We dislike seeing a business close in Queens as much as anyone; after all, as a free newspaper, all of our revenue comes from advertising. And we of course support some government involvement in private businesses, such as the Affordable Care Act and increases in the minimum wage.
But there is a line at which the private business of a private business is just that. And we regret to see that state Sen. Tony Avella has just jumped way over that line with a piece of dangerous legislation that would give the state far too much control.
At issue is the recent closure of a Capital One bank branch in Avella’s district. Ever the populist, the senator is proposing a bill that would make it take longer for federally chartered banks such as Capital One to close. They’re already required to give customers 90 days’ notice, but Avella’s proposal would have the state do all kinds of studies reviewing the impact in the name of “community input.”
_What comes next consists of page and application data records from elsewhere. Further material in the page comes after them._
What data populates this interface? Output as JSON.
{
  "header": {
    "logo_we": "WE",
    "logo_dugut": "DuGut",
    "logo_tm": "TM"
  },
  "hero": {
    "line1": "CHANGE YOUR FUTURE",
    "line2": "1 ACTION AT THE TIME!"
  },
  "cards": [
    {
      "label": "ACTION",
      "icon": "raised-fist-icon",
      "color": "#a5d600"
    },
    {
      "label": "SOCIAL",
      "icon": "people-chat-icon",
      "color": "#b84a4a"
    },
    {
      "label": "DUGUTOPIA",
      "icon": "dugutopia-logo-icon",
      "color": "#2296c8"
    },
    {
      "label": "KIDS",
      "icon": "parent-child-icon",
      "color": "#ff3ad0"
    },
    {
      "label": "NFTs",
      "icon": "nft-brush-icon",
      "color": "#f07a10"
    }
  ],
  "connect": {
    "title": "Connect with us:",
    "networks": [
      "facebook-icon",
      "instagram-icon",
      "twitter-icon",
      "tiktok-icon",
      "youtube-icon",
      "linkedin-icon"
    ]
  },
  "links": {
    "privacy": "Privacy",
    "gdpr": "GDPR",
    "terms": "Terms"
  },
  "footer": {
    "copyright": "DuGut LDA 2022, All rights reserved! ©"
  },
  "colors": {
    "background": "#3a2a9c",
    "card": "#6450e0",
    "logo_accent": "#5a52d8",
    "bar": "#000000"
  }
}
The bank closed without any input from residents, Avella says. Not true. They gave their input by not using it enough for Capital One to find keeping it open profitable. The 90-day warning is enough. This bill that would essentially give the state control over when a business can close must not become law.